The Îles de la Madeleine belong to Québec, despite being twice as close to Cape BretonIsland as they are to the Gaspé Peninsula. The hook-shaped archipelago sits atop huge salt domes and is made up of a dozen islands, half of which are joined to each other by narrow spits of sand dunes. It is Québec’s smallest historical region, located amid the richest fishing grounds of the Gulf of St. Lawrence. Harvesting of marine resources has marked its entire history. The archipelago had no permanent settlements before the Conquest. Acadians uprooted by the Grand Dérangement of 1755 provided most of its initial settlers, soon to be followed by a few families of English, Irish, and Scottish origins. Today, islanders with names like Cormier, Boudreau, Arseneau, Thériault, Vigneau, Lapierre, Clark, and Dickson welcome a growing stream of visitors who come to discover the splendours of the land and sea. Visitors would do well to learn the tale of the Madelinots’ seven or eight generations on the archipelago, a tale told by this brief history.
This brief history is a summary of Histoire des Îles-de-la-Madeleine, which was published in 2003 and which required the financial participation of a great many Madelinots and their assistance during research for the book. The authors were able to appreciate the Madelinots’ richly deserved reputation for hospitality.
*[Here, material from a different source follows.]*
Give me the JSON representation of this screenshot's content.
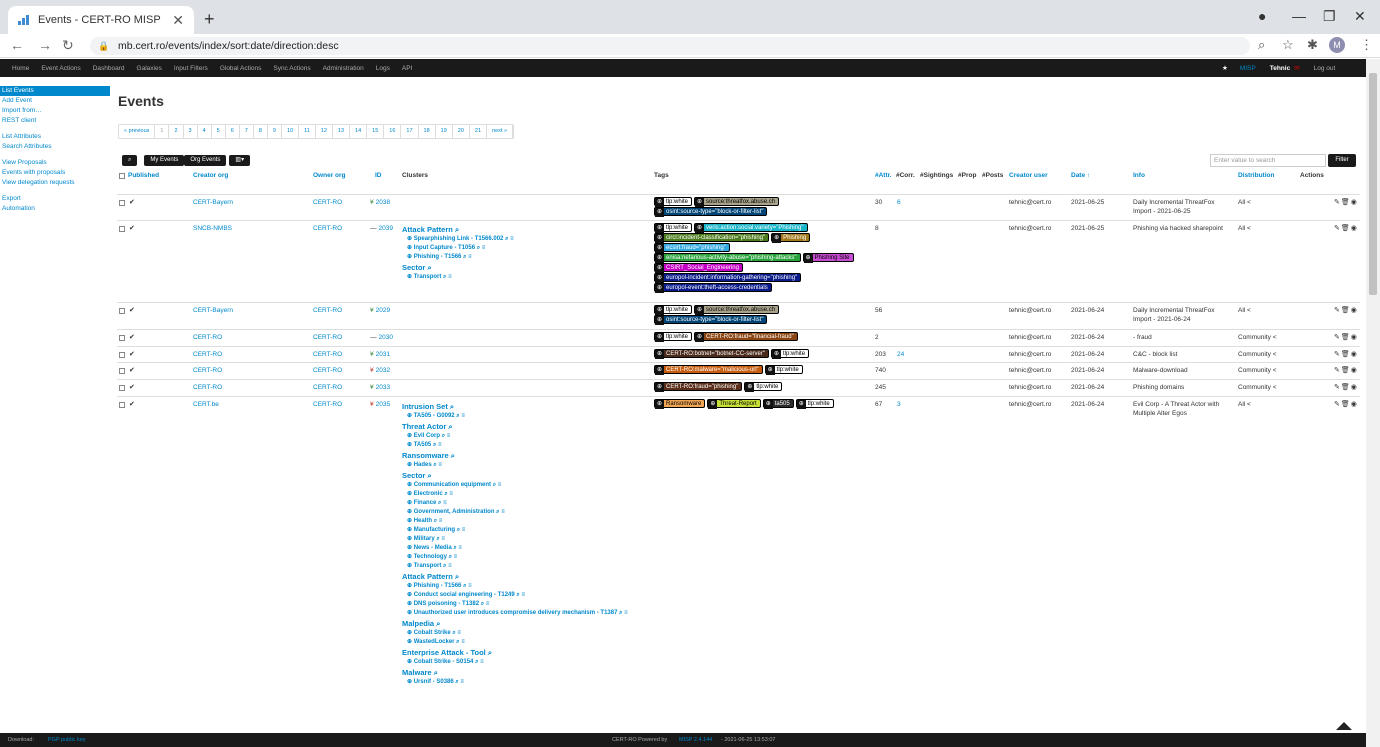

I also wish to thank Paul Larocque, history professor at the Université du Québec à Rimouski and co-author of the book, who proved to be both an invaluable researcher and an efficient associate. J.-C.F.